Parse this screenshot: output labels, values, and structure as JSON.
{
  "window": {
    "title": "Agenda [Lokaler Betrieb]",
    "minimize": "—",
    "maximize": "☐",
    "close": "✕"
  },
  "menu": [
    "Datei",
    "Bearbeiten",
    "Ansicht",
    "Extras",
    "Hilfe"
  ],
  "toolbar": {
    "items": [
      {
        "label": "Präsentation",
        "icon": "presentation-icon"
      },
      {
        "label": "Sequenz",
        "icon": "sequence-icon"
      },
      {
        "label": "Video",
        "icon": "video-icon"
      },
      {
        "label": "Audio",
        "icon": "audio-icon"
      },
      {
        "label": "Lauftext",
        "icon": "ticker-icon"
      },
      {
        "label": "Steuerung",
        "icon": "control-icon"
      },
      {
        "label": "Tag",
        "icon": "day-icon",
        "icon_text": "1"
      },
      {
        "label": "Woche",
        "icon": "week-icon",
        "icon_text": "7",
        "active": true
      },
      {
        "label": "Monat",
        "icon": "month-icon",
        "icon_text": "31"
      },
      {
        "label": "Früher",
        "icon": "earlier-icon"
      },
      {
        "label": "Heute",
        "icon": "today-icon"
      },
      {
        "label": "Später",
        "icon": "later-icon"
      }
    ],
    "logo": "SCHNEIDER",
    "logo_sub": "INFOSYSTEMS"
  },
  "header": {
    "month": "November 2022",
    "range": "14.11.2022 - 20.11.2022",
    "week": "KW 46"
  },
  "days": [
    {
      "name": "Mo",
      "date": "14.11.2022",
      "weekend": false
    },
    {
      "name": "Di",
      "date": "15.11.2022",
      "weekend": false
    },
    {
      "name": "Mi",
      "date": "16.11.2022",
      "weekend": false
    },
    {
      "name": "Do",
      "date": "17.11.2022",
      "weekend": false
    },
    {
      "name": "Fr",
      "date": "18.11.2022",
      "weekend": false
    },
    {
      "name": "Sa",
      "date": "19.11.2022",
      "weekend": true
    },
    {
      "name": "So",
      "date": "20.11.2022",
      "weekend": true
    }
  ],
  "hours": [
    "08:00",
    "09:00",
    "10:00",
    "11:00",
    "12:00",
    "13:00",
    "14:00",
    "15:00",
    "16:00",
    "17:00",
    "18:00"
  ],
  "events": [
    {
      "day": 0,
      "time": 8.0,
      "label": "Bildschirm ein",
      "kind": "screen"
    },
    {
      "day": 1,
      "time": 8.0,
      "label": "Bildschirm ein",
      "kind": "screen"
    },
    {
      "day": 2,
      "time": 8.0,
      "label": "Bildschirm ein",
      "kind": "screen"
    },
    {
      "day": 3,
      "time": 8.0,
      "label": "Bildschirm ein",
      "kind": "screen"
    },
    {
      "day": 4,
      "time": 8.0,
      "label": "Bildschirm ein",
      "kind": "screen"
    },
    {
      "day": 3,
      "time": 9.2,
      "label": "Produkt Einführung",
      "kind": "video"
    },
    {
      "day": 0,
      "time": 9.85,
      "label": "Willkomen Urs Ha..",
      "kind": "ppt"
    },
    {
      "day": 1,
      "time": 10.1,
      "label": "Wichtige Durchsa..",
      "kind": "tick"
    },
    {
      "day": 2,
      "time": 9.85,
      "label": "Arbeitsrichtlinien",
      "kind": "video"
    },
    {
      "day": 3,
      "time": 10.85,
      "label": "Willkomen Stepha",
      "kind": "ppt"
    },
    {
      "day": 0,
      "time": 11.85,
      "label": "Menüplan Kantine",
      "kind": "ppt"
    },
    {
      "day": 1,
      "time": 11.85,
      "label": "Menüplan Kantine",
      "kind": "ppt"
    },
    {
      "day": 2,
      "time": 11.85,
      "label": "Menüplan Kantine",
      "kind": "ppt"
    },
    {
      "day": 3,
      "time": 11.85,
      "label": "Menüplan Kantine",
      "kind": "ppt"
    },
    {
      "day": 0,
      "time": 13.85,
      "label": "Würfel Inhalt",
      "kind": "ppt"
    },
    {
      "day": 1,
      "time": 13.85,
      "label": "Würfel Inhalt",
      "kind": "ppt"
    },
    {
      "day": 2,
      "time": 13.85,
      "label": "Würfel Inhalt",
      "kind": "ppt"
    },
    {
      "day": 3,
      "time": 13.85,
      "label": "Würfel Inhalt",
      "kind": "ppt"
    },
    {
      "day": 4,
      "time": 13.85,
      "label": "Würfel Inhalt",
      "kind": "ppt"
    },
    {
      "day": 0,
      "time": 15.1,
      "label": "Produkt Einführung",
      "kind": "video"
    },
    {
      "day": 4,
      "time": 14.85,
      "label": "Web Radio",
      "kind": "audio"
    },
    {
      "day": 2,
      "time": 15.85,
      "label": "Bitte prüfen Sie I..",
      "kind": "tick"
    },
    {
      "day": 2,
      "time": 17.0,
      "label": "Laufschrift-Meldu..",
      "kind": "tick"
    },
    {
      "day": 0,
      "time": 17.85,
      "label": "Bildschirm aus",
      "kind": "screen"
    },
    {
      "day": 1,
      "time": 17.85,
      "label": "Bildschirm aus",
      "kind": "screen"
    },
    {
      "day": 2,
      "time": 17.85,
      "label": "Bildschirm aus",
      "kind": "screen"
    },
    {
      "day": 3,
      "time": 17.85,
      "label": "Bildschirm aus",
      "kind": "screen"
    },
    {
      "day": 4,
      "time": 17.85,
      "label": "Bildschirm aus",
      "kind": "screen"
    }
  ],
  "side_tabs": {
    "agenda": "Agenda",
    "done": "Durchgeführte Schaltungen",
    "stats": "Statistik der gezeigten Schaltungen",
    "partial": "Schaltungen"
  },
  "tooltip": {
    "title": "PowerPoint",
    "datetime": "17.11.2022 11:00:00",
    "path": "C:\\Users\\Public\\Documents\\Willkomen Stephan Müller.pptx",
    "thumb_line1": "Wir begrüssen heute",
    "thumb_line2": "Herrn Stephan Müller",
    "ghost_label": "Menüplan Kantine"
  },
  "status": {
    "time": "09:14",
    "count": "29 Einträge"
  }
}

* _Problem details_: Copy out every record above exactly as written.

* _Solution for this problem_:
Parse this screenshot: output labels, values, and structure as JSON.
{
  "window": {
    "title": "Agenda [Lokaler Betrieb]",
    "minimize": "—",
    "maximize": "☐",
    "close": "✕"
  },
  "menu": [
    "Datei",
    "Bearbeiten",
    "Ansicht",
    "Extras",
    "Hilfe"
  ],
  "toolbar": {
    "items": [
      {
        "label": "Präsentation",
        "icon": "presentation-icon"
      },
      {
        "label": "Sequenz",
        "icon": "sequence-icon"
      },
      {
        "label": "Video",
        "icon": "video-icon"
      },
      {
        "label": "Audio",
        "icon": "audio-icon"
      },
      {
        "label": "Lauftext",
        "icon": "ticker-icon"
      },
      {
        "label": "Steuerung",
        "icon": "control-icon"
      },
      {
        "label": "Tag",
        "icon": "day-icon",
        "icon_text": "1"
      },
      {
        "label": "Woche",
        "icon": "week-icon",
        "icon_text": "7",
        "active": true
      },
      {
        "label": "Monat",
        "icon": "month-icon",
        "icon_text": "31"
      },
      {
        "label": "Früher",
        "icon": "earlier-icon"
      },
      {
        "label": "Heute",
        "icon": "today-icon"
      },
      {
        "label": "Später",
        "icon": "later-icon"
      }
    ],
    "logo": "SCHNEIDER",
    "logo_sub": "INFOSYSTEMS"
  },
  "header": {
    "month": "November 2022",
    "range": "14.11.2022 - 20.11.2022",
    "week": "KW 46"
  },
  "days": [
    {
      "name": "Mo",
      "date": "14.11.2022",
      "weekend": false
    },
    {
      "name": "Di",
      "date": "15.11.2022",
      "weekend": false
    },
    {
      "name": "Mi",
      "date": "16.11.2022",
      "weekend": false
    },
    {
      "name": "Do",
      "date": "17.11.2022",
      "weekend": false
    },
    {
      "name": "Fr",
      "date": "18.11.2022",
      "weekend": false
    },
    {
      "name": "Sa",
      "date": "19.11.2022",
      "weekend": true
    },
    {
      "name": "So",
      "date": "20.11.2022",
      "weekend": true
    }
  ],
  "hours": [
    "08:00",
    "09:00",
    "10:00",
    "11:00",
    "12:00",
    "13:00",
    "14:00",
    "15:00",
    "16:00",
    "17:00",
    "18:00"
  ],
  "events": [
    {
      "day": 0,
      "time": 8.0,
      "label": "Bildschirm ein",
      "kind": "screen"
    },
    {
      "day": 1,
      "time": 8.0,
      "label": "Bildschirm ein",
      "kind": "screen"
    },
    {
      "day": 2,
      "time": 8.0,
      "label": "Bildschirm ein",
      "kind": "screen"
    },
    {
      "day": 3,
      "time": 8.0,
      "label": "Bildschirm ein",
      "kind": "screen"
    },
    {
      "day": 4,
      "time": 8.0,
      "label": "Bildschirm ein",
      "kind": "screen"
    },
    {
      "day": 3,
      "time": 9.2,
      "label": "Produkt Einführung",
      "kind": "video"
    },
    {
      "day": 0,
      "time": 9.85,
      "label": "Willkomen Urs Ha..",
      "kind": "ppt"
    },
    {
      "day": 1,
      "time": 10.1,
      "label": "Wichtige Durchsa..",
      "kind": "tick"
    },
    {
      "day": 2,
      "time": 9.85,
      "label": "Arbeitsrichtlinien",
      "kind": "video"
    },
    {
      "day": 3,
      "time": 10.85,
      "label": "Willkomen Stepha",
      "kind": "ppt"
    },
    {
      "day": 0,
      "time": 11.85,
      "label": "Menüplan Kantine",
      "kind": "ppt"
    },
    {
      "day": 1,
      "time": 11.85,
      "label": "Menüplan Kantine",
      "kind": "ppt"
    },
    {
      "day": 2,
      "time": 11.85,
      "label": "Menüplan Kantine",
      "kind": "ppt"
    },
    {
      "day": 3,
      "time": 11.85,
      "label": "Menüplan Kantine",
      "kind": "ppt"
    },
    {
      "day": 0,
      "time": 13.85,
      "label": "Würfel Inhalt",
      "kind": "ppt"
    },
    {
      "day": 1,
      "time": 13.85,
      "label": "Würfel Inhalt",
      "kind": "ppt"
    },
    {
      "day": 2,
      "time": 13.85,
      "label": "Würfel Inhalt",
      "kind": "ppt"
    },
    {
      "day": 3,
      "time": 13.85,
      "label": "Würfel Inhalt",
      "kind": "ppt"
    },
    {
      "day": 4,
      "time": 13.85,
      "label": "Würfel Inhalt",
      "kind": "ppt"
    },
    {
      "day": 0,
      "time": 15.1,
      "label": "Produkt Einführung",
      "kind": "video"
    },
    {
      "day": 4,
      "time": 14.85,
      "label": "Web Radio",
      "kind": "audio"
    },
    {
      "day": 2,
      "time": 15.85,
      "label": "Bitte prüfen Sie I..",
      "kind": "tick"
    },
    {
      "day": 2,
      "time": 17.0,
      "label": "Laufschrift-Meldu..",
      "kind": "tick"
    },
    {
      "day": 0,
      "time": 17.85,
      "label": "Bildschirm aus",
      "kind": "screen"
    },
    {
      "day": 1,
      "time": 17.85,
      "label": "Bildschirm aus",
      "kind": "screen"
    },
    {
      "day": 2,
      "time": 17.85,
      "label": "Bildschirm aus",
      "kind": "screen"
    },
    {
      "day": 3,
      "time": 17.85,
      "label": "Bildschirm aus",
      "kind": "screen"
    },
    {
      "day": 4,
      "time": 17.85,
      "label": "Bildschirm aus",
      "kind": "screen"
    }
  ],
  "side_tabs": {
    "agenda": "Agenda",
    "done": "Durchgeführte Schaltungen",
    "stats": "Statistik der gezeigten Schaltungen",
    "partial": "Schaltungen"
  },
  "tooltip": {
    "title": "PowerPoint",
    "datetime": "17.11.2022 11:00:00",
    "path": "C:\\Users\\Public\\Documents\\Willkomen Stephan Müller.pptx",
    "thumb_line1": "Wir begrüssen heute",
    "thumb_line2": "Herrn Stephan Müller",
    "ghost_label": "Menüplan Kantine"
  },
  "status": {
    "time": "09:14",
    "count": "29 Einträge"
  }
}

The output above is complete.